* [Source data]:
"""

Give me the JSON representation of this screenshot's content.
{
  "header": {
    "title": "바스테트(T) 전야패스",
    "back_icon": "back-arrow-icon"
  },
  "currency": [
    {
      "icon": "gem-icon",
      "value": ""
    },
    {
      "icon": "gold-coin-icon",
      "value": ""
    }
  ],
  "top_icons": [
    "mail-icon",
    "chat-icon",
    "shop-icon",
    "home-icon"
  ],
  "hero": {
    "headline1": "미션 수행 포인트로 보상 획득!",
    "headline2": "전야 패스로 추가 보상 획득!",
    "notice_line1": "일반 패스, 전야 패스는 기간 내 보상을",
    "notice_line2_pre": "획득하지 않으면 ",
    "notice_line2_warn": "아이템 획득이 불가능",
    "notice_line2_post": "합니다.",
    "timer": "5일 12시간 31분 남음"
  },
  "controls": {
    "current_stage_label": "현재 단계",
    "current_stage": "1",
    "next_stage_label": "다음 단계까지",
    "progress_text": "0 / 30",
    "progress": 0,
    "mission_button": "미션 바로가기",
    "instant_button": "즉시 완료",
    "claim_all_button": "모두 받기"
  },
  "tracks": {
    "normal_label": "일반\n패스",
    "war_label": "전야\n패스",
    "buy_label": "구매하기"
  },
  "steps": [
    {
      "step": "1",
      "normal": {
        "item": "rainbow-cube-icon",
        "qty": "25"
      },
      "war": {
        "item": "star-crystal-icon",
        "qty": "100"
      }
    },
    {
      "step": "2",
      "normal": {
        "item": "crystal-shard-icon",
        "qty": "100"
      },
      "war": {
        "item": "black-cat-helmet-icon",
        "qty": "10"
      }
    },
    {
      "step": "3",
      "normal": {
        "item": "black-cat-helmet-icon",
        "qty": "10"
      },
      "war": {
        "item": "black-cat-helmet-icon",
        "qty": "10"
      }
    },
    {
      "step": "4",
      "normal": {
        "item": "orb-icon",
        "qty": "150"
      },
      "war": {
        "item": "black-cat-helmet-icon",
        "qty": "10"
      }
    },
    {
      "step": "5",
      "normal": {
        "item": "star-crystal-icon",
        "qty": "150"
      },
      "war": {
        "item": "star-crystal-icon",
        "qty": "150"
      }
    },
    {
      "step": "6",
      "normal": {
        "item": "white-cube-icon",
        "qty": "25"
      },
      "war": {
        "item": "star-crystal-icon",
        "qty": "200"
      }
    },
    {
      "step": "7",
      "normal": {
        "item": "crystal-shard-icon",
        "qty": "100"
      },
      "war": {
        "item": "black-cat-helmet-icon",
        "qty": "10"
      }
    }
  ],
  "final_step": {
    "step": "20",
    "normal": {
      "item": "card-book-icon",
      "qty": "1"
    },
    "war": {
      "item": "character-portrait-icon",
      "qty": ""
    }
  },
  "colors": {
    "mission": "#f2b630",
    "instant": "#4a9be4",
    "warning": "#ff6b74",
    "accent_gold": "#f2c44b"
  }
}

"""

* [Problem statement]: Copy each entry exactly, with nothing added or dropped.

* [Completed exercise]:
Give me the JSON representation of this screenshot's content.
{
  "header": {
    "title": "바스테트(T) 전야패스",
    "back_icon": "back-arrow-icon"
  },
  "currency": [
    {
      "icon": "gem-icon",
      "value": ""
    },
    {
      "icon": "gold-coin-icon",
      "value": ""
    }
  ],
  "top_icons": [
    "mail-icon",
    "chat-icon",
    "shop-icon",
    "home-icon"
  ],
  "hero": {
    "headline1": "미션 수행 포인트로 보상 획득!",
    "headline2": "전야 패스로 추가 보상 획득!",
    "notice_line1": "일반 패스, 전야 패스는 기간 내 보상을",
    "notice_line2_pre": "획득하지 않으면 ",
    "notice_line2_warn": "아이템 획득이 불가능",
    "notice_line2_post": "합니다.",
    "timer": "5일 12시간 31분 남음"
  },
  "controls": {
    "current_stage_label": "현재 단계",
    "current_stage": "1",
    "next_stage_label": "다음 단계까지",
    "progress_text": "0 / 30",
    "progress": 0,
    "mission_button": "미션 바로가기",
    "instant_button": "즉시 완료",
    "claim_all_button": "모두 받기"
  },
  "tracks": {
    "normal_label": "일반\n패스",
    "war_label": "전야\n패스",
    "buy_label": "구매하기"
  },
  "steps": [
    {
      "step": "1",
      "normal": {
        "item": "rainbow-cube-icon",
        "qty": "25"
      },
      "war": {
        "item": "star-crystal-icon",
        "qty": "100"
      }
    },
    {
      "step": "2",
      "normal": {
        "item": "crystal-shard-icon",
        "qty": "100"
      },
      "war": {
        "item": "black-cat-helmet-icon",
        "qty": "10"
      }
    },
    {
      "step": "3",
      "normal": {
        "item": "black-cat-helmet-icon",
        "qty": "10"
      },
      "war": {
        "item": "black-cat-helmet-icon",
        "qty": "10"
      }
    },
    {
      "step": "4",
      "normal": {
        "item": "orb-icon",
        "qty": "150"
      },
      "war": {
        "item": "black-cat-helmet-icon",
        "qty": "10"
      }
    },
    {
      "step": "5",
      "normal": {
        "item": "star-crystal-icon",
        "qty": "150"
      },
      "war": {
        "item": "star-crystal-icon",
        "qty": "150"
      }
    },
    {
      "step": "6",
      "normal": {
        "item": "white-cube-icon",
        "qty": "25"
      },
      "war": {
        "item": "star-crystal-icon",
        "qty": "200"
      }
    },
    {
      "step": "7",
      "normal": {
        "item": "crystal-shard-icon",
        "qty": "100"
      },
      "war": {
        "item": "black-cat-helmet-icon",
        "qty": "10"
      }
    }
  ],
  "final_step": {
    "step": "20",
    "normal": {
      "item": "card-book-icon",
      "qty": "1"
    },
    "war": {
      "item": "character-portrait-icon",
      "qty": ""
    }
  },
  "colors": {
    "mission": "#f2b630",
    "instant": "#4a9be4",
    "warning": "#ff6b74",
    "accent_gold": "#f2c44b"
  }
}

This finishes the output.